In addition to the two girls, two other children, ages 5 and 7, were found hiding in an old camper trailer. These kids were identified as Shaffer’s own children. All four of the children were reported to be cold and hungry at the time of their discovery, but in otherwise “good condition.”
While many media reports have indicated that Shaffer played a vital role within the group and was considered to be a leader of the organization, Mark Tyson Trent Lichtenwalter, who claims he is the leader of the group and maintains the group’s online presence, refutes these claims.
Other accusations included kidnapping the children for the purpose of forcing them to become child brides – as some fringe Mormon groups like members of the FLDS and their leader Warren Jeffs have been charged with – as well as accusations of polygamy.
Lichtenwalter claims that while they believe in polygamy, it is not a required practice of the group and in no way do they condone taking on child brides. He also says that the two men who have been arrested, Shaffer and Coltharp, had been ex-communicated from the group until Shaffer reached out and asked to speak with him the day before the police raided the group’s compound.

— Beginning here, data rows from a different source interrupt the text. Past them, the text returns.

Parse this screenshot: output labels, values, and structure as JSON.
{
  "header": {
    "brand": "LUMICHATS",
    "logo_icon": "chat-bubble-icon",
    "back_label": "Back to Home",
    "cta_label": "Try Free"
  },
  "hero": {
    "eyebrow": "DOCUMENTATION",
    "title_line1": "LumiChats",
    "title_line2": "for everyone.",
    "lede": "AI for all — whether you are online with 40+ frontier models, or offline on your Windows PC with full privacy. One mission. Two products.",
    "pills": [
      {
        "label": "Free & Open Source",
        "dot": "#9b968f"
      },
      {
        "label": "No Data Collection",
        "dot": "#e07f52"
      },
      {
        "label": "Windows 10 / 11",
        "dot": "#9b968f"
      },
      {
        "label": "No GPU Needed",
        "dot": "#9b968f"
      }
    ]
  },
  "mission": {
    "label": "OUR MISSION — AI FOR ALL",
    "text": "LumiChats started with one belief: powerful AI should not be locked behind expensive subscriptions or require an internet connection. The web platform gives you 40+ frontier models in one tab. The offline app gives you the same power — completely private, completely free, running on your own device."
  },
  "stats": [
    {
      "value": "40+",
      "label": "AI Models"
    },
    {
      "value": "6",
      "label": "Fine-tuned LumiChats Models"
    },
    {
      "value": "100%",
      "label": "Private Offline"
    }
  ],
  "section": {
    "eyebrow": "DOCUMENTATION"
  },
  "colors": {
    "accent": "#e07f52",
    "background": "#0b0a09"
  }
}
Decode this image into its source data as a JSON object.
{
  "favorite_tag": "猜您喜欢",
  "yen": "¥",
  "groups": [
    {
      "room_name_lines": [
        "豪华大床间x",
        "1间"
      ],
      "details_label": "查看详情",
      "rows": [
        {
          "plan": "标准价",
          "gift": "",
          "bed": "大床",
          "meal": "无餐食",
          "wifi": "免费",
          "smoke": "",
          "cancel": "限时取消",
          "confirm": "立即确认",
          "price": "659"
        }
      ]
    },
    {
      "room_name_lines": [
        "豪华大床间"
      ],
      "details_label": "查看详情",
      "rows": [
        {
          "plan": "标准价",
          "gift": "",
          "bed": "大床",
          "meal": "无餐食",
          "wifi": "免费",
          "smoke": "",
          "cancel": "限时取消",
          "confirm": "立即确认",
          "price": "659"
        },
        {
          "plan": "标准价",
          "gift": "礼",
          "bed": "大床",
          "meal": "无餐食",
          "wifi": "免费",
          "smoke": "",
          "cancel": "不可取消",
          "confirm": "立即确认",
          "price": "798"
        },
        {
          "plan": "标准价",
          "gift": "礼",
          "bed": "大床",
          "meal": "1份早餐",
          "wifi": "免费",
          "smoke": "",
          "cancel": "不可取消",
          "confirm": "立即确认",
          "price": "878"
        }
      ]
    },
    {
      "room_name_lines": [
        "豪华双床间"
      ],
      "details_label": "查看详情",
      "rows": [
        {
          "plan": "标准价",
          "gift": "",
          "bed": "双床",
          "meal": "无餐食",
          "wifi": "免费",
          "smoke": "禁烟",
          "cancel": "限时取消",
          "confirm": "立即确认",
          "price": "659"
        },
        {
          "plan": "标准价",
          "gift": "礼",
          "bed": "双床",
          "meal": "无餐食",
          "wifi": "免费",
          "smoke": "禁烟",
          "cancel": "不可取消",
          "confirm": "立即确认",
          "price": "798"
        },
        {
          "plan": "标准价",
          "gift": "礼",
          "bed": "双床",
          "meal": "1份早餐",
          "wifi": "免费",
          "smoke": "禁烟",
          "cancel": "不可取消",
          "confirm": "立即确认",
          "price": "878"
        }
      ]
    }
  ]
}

While we don’t currently know enough about the group to substantiate some of the claims that have been made against them, what we do know is that Shaffer and Coltharp are currently sitting behind bars.
The Salt Lake Tribune reports that Shaffer has been charged with two counts of kidnapping and four counts of reckless child abuse. Coltharp has also been booked on charges including suspicion of kidnapping and obstructing justice after he refused to tell a judge where his daughters were prior to the raid.
After their rescue, the children were taken to a local hospital for treatment. A 5-year-old was taken to a primary care hospital for further evaluation. No word on any of the children’s conditions at this time.